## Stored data

◇ ◇ ◇ ◇ ◇

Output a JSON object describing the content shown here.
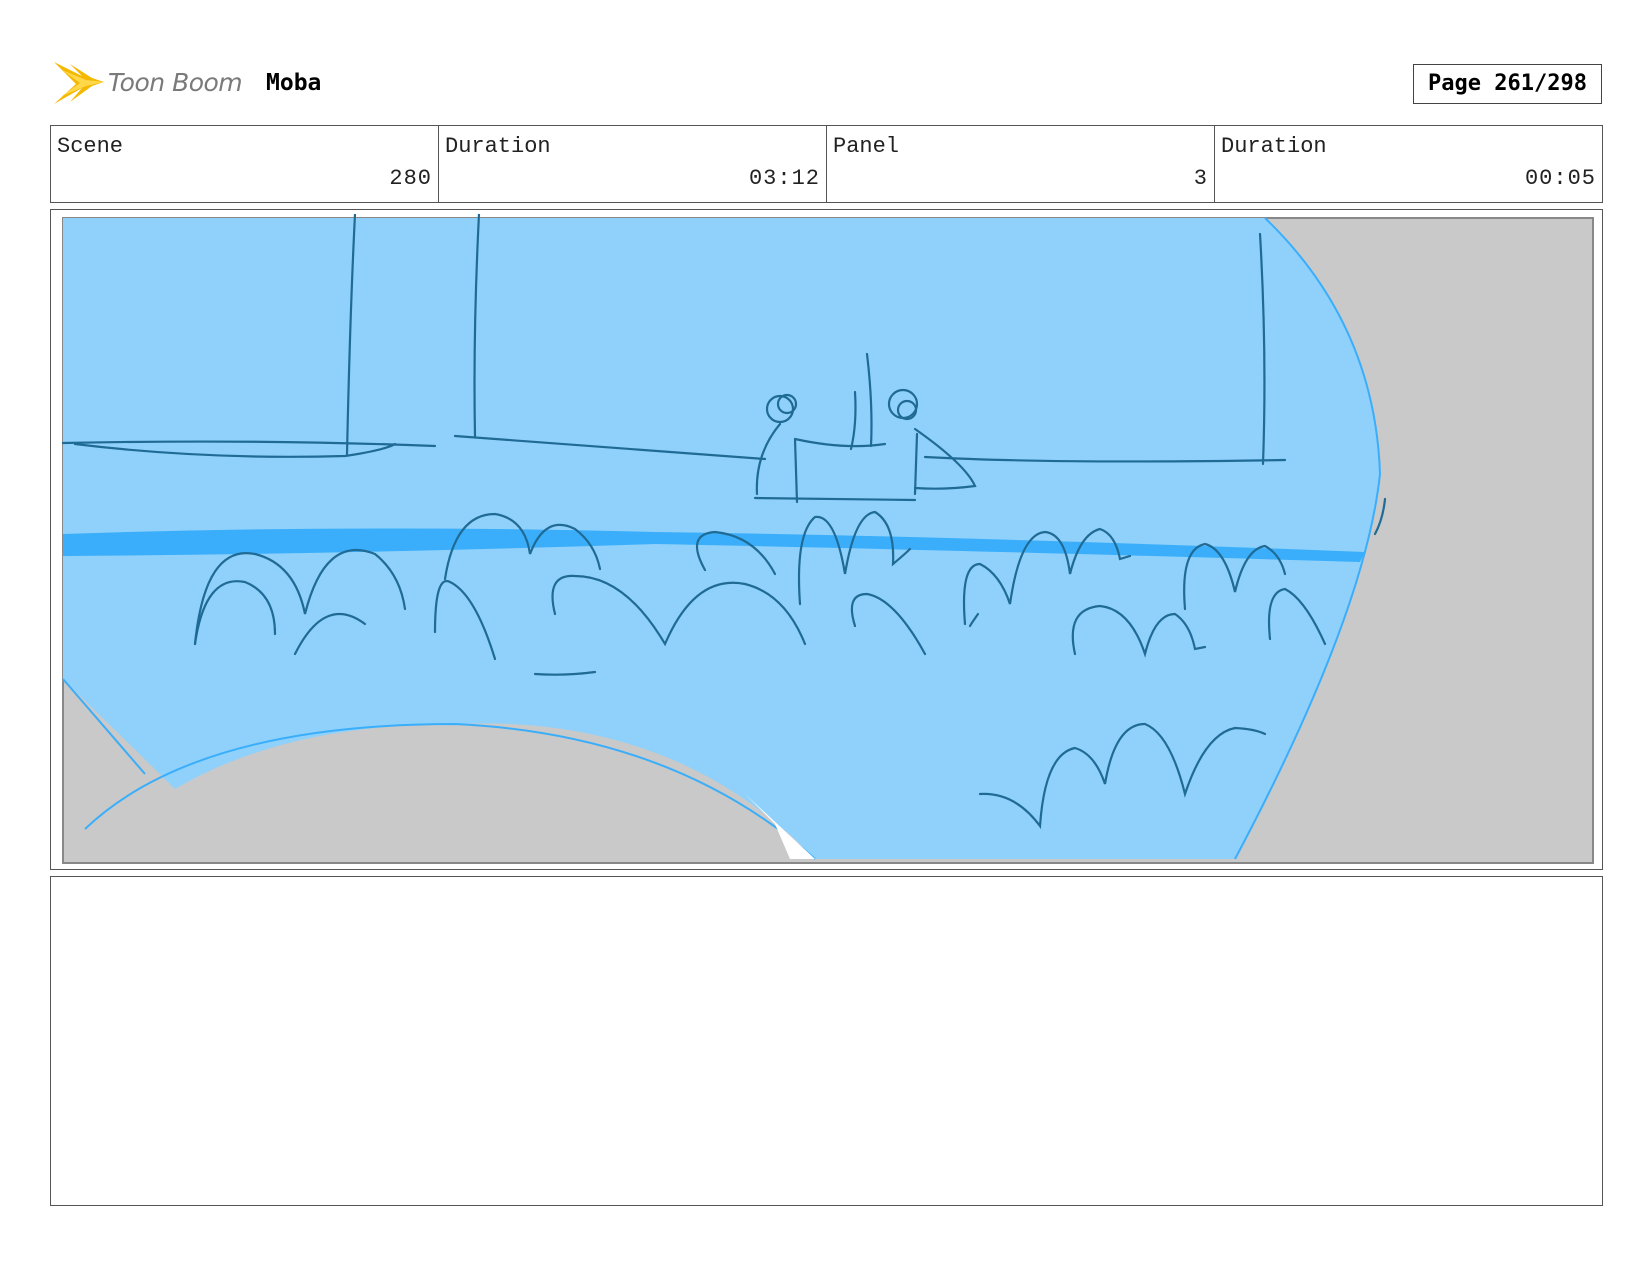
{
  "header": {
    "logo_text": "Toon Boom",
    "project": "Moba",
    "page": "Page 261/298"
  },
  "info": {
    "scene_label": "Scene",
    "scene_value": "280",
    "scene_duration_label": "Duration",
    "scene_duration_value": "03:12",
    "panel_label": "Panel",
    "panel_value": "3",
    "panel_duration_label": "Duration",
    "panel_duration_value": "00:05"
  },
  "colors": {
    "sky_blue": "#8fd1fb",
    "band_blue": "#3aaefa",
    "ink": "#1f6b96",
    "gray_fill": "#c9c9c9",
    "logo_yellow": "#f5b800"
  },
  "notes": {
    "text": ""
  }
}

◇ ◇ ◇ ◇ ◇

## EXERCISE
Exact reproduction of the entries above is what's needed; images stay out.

## REPLY TO THE EXERCISE
Output a JSON object describing the content shown here.
{
  "header": {
    "logo_text": "Toon Boom",
    "project": "Moba",
    "page": "Page 261/298"
  },
  "info": {
    "scene_label": "Scene",
    "scene_value": "280",
    "scene_duration_label": "Duration",
    "scene_duration_value": "03:12",
    "panel_label": "Panel",
    "panel_value": "3",
    "panel_duration_label": "Duration",
    "panel_duration_value": "00:05"
  },
  "colors": {
    "sky_blue": "#8fd1fb",
    "band_blue": "#3aaefa",
    "ink": "#1f6b96",
    "gray_fill": "#c9c9c9",
    "logo_yellow": "#f5b800"
  },
  "notes": {
    "text": ""
  }
}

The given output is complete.